Ethernet backhaul or wireless: Which should you choose for your mesh router?

TP-Link Deco X55 Ethernet cables
TP-Link Deco X55 Ethernet cables (Image credit: Windows Central)

Using mesh Wi-Fi kits is a fantastic way to deliver a reliable wireless signal around your home, often supporting up to as many as 10 nodes effortlessly transporting data traffic from your modem and router. You can move from one node to another without switching Wi-Fi networks or needing separate passwords, so the benefits for larger homes are fantastic.

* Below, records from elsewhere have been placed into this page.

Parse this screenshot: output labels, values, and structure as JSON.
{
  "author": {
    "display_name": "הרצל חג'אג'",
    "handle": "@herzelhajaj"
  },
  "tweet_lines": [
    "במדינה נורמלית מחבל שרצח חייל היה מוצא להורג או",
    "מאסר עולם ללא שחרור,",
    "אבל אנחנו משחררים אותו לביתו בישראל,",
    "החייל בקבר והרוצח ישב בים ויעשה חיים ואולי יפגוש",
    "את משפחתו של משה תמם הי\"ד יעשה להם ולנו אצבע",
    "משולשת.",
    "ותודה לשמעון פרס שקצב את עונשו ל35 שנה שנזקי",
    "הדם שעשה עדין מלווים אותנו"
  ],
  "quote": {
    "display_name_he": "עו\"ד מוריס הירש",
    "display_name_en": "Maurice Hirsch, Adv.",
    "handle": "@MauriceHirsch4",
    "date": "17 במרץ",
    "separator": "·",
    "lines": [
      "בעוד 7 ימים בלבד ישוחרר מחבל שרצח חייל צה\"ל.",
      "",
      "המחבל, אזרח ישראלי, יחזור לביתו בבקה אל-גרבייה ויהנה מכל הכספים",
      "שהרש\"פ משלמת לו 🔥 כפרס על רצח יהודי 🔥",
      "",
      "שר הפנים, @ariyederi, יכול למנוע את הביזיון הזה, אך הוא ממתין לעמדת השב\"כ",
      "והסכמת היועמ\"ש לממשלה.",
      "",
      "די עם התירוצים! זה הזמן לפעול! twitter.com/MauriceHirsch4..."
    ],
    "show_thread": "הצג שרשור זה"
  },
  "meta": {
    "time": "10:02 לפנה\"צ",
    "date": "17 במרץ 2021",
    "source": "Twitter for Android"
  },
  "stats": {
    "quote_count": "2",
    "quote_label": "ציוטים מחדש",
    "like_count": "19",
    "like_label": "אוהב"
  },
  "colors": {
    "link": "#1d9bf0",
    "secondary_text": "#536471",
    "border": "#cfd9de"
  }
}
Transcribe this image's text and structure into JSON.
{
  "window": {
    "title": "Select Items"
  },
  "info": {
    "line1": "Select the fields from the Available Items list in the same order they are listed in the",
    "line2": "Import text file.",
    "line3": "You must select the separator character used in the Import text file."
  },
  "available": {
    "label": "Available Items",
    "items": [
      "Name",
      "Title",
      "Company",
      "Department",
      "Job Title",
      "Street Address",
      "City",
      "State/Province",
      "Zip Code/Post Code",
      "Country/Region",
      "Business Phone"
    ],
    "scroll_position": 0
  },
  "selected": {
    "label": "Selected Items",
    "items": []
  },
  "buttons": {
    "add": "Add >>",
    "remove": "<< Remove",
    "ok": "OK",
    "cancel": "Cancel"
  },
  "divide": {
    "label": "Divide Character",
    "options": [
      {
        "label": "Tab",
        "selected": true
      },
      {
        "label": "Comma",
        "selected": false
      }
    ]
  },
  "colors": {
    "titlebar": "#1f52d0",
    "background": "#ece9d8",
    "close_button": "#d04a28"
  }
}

One downside to mesh Wi-Fi is that data travels node to node from the router and then back again using the wireless backhaul, meaning each packet of data must make multiple stops in each direction of its journey of your mesh network. Using an Ethernet backhaul means that outgoing traffic can travel directly back to the router via a high-speed LAN port, faster and more reliably than any current wireless technology could match.

Since Ethernet cables can reach lengths around 300 feet before demonstrating any signs of degradation, connecting the farthest-reaching mesh node to a LAN port means you won't have to sacrifice internet speed for convenience in hard-to-reach places. If you can reliably fit an Ethernet cable long enough, you'll enjoy the best possible network performance by connecting your mesh Wi-Fi system with Ethernet backhaul.

Ethernet backhaul or wireless: Which should you choose for your mesh router?

If you can neatly fit Ethernet cables around your home at your required length to a particular room with weak signals, you should use Ethernet backhaul to maximize your maximum network speeds. Ethernet cables usually work reliably up to around 300 feet and help avoid common Wi-Fi woes like channel congestion.

Upgrading your mesh Wi-Fi system

Running lengthy cables isn't always easy and might require a route outside the home or underground. In this case, you need an Ethernet cable with a weather-proof jacket that can withstand the elements. Otherwise, a more discreet, flat Ethernet cable can run around the edges of rooms and ceilings to reach its destination without being noticed.

Alternatively, you can choose from some of the best Powerline adapters to transfer data over the power cabling in your home. A set of adapters capable of matching the speeds of your wired network might be on the higher end of budgets, but they are a reasonable way of bringing Ethernet to your nodes if longer cables are out of the question.

Once your mesh system is wired directly to the router, you have options for connecting more wired devices in far-reaching rooms. Mesh systems like the TP-Link Deco X55 include three ports on each node, perfect for devices that might lack wireless functionality. Keep one port free for the Ethernet backhaul, and you'll hit the maximum speeds offered by your modem and router, so it's definitely worth the effort if you can make it happen.

Ben Wilson
Channel Editor

Ben is the channel editor for all things tech-related at Windows Central. That includes PCs, the components inside, and any accessory you can connect to a Windows desktop or Xbox console. Not restricted to one platform, he also has a keen interest in Valve's Steam Deck handheld and the Linux-based operating system inside. Fueling this career with coffee since 2021, you can usually find him behind one screen or another. Find him on Mastodon to ask questions or share opinions.